*** Block opens ***
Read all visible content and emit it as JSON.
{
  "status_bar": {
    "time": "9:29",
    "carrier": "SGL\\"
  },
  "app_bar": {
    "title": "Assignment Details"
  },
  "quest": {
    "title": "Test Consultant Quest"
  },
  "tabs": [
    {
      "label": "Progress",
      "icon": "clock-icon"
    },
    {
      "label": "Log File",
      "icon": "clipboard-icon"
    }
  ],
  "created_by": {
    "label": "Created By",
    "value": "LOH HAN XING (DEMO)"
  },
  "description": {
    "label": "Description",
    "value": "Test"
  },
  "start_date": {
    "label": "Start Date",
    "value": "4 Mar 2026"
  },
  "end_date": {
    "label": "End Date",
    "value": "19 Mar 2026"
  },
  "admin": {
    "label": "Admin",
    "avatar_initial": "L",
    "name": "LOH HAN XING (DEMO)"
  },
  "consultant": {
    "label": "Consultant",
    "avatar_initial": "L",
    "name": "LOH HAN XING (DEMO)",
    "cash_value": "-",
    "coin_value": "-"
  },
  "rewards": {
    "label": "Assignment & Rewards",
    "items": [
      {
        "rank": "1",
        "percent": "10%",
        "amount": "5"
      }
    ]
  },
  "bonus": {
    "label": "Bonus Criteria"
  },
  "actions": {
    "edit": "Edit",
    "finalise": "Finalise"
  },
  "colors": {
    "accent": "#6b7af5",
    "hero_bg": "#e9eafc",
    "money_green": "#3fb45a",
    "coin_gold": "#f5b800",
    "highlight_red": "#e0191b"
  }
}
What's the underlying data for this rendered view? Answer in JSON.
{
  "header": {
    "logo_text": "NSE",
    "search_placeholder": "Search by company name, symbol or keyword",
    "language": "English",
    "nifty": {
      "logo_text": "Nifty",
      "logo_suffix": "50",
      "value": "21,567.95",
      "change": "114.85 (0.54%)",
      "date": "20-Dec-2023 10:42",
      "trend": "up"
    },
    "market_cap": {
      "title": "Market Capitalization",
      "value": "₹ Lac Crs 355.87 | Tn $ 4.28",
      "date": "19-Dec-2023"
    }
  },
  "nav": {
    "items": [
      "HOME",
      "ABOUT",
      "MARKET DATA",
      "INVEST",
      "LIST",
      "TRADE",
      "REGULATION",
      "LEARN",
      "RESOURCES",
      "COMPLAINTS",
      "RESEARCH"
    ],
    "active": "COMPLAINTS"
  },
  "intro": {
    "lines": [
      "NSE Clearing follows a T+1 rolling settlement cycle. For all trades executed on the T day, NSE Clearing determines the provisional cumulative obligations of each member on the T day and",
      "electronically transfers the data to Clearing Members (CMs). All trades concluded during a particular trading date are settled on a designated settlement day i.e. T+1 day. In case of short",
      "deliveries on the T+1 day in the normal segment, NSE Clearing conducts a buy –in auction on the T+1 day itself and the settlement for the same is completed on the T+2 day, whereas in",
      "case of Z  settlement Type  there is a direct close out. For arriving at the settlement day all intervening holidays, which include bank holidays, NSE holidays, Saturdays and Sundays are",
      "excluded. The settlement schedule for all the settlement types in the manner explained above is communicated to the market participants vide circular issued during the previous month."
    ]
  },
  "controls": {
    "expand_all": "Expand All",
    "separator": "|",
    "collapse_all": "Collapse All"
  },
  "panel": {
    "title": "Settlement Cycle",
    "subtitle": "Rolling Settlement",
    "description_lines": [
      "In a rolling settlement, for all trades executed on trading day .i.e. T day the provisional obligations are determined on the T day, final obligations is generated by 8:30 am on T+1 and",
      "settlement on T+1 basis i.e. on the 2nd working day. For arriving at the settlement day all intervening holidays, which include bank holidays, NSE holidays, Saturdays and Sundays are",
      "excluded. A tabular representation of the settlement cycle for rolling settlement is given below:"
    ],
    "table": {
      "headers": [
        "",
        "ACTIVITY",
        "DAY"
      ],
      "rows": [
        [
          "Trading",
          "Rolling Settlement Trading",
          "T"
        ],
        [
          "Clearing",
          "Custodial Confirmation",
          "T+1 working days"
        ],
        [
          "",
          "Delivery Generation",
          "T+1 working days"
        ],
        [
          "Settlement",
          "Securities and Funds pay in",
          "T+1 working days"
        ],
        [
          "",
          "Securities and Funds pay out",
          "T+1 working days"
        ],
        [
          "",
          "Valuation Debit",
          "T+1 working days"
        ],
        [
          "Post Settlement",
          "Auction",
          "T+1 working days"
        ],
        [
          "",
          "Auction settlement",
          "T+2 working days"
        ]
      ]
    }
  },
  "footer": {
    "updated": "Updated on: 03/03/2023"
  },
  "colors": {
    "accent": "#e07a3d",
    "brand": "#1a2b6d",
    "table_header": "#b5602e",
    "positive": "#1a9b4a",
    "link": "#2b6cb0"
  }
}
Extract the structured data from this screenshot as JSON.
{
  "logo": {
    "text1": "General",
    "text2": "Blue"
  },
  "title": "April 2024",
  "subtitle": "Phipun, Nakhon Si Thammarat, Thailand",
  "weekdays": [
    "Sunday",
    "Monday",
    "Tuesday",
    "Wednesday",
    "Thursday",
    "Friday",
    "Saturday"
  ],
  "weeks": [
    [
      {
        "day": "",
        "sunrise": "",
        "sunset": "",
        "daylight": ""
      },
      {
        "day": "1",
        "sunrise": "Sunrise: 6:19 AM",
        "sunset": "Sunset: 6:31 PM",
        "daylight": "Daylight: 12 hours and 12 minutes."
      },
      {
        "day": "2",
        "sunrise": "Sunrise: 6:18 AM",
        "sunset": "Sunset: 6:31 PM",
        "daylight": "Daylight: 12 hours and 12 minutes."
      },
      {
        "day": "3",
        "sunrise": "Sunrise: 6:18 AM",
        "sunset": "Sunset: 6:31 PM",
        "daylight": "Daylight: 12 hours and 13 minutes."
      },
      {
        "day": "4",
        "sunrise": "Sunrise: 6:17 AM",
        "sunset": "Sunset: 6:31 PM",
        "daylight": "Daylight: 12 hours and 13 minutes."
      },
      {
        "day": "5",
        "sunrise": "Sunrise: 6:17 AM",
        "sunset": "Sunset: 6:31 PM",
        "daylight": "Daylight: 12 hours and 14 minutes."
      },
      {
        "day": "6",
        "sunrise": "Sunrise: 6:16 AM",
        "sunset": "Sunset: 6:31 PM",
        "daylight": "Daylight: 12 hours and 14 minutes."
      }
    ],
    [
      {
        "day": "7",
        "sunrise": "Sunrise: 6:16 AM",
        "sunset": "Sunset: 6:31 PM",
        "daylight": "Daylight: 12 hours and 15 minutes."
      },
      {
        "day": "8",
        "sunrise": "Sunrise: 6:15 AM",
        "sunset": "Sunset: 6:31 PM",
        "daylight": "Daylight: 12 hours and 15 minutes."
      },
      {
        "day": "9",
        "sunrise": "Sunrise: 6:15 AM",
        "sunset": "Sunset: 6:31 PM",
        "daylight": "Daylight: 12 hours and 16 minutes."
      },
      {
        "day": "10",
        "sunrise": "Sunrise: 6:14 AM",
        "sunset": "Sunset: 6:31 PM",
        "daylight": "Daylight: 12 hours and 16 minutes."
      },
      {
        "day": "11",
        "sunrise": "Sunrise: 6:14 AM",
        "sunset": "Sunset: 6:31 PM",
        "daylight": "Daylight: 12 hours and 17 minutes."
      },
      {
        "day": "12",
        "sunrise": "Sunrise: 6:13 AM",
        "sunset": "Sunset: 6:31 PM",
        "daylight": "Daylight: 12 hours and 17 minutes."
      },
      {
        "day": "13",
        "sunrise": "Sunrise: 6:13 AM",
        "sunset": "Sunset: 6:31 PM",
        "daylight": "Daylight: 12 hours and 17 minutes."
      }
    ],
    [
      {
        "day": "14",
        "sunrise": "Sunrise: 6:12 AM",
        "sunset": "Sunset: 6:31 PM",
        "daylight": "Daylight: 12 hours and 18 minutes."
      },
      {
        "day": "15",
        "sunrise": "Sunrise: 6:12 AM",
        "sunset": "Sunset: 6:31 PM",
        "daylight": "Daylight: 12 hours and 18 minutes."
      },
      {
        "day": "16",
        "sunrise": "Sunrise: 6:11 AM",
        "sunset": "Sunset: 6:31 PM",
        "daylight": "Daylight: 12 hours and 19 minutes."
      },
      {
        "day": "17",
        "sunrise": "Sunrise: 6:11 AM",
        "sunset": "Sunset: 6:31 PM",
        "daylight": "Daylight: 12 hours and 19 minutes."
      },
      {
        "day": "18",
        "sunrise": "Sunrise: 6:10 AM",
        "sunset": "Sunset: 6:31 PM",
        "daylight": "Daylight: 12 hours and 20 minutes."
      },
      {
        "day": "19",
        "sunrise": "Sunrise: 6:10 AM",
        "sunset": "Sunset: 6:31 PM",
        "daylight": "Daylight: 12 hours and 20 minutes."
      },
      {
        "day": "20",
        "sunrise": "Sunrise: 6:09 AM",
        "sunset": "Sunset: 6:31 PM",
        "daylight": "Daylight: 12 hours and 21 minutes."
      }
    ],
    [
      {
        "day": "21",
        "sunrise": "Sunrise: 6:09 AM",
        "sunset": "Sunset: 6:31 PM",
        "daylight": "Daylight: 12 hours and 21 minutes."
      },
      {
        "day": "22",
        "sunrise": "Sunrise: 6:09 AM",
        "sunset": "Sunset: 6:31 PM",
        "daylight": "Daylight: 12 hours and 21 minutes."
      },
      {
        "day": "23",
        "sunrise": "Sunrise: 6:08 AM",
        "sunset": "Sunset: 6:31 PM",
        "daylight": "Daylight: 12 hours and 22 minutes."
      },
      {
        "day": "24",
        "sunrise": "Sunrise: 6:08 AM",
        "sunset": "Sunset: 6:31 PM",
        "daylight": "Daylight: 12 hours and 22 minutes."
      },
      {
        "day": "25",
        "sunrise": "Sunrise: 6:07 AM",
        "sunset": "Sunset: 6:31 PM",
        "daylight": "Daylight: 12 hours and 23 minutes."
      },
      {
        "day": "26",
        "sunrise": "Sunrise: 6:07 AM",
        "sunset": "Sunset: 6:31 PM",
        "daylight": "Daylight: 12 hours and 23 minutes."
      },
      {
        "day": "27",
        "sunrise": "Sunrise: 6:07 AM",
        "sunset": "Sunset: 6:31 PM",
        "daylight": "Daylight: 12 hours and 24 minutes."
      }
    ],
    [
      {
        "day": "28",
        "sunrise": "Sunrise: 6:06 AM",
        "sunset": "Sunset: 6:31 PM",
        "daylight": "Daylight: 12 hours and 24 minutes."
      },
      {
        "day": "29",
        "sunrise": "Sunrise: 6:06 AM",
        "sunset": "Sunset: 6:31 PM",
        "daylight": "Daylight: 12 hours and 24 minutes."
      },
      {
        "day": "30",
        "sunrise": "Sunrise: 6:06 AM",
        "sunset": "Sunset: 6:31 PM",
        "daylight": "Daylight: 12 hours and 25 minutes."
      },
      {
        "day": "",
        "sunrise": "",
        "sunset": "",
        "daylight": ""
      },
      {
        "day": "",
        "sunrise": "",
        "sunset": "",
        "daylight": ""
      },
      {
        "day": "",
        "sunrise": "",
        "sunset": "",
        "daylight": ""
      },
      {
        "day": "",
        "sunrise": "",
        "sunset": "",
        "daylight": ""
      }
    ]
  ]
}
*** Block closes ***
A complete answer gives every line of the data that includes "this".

What's the underlying data for this rendered view? Answer in JSON.
Extract the structured data from this screenshot as JSON.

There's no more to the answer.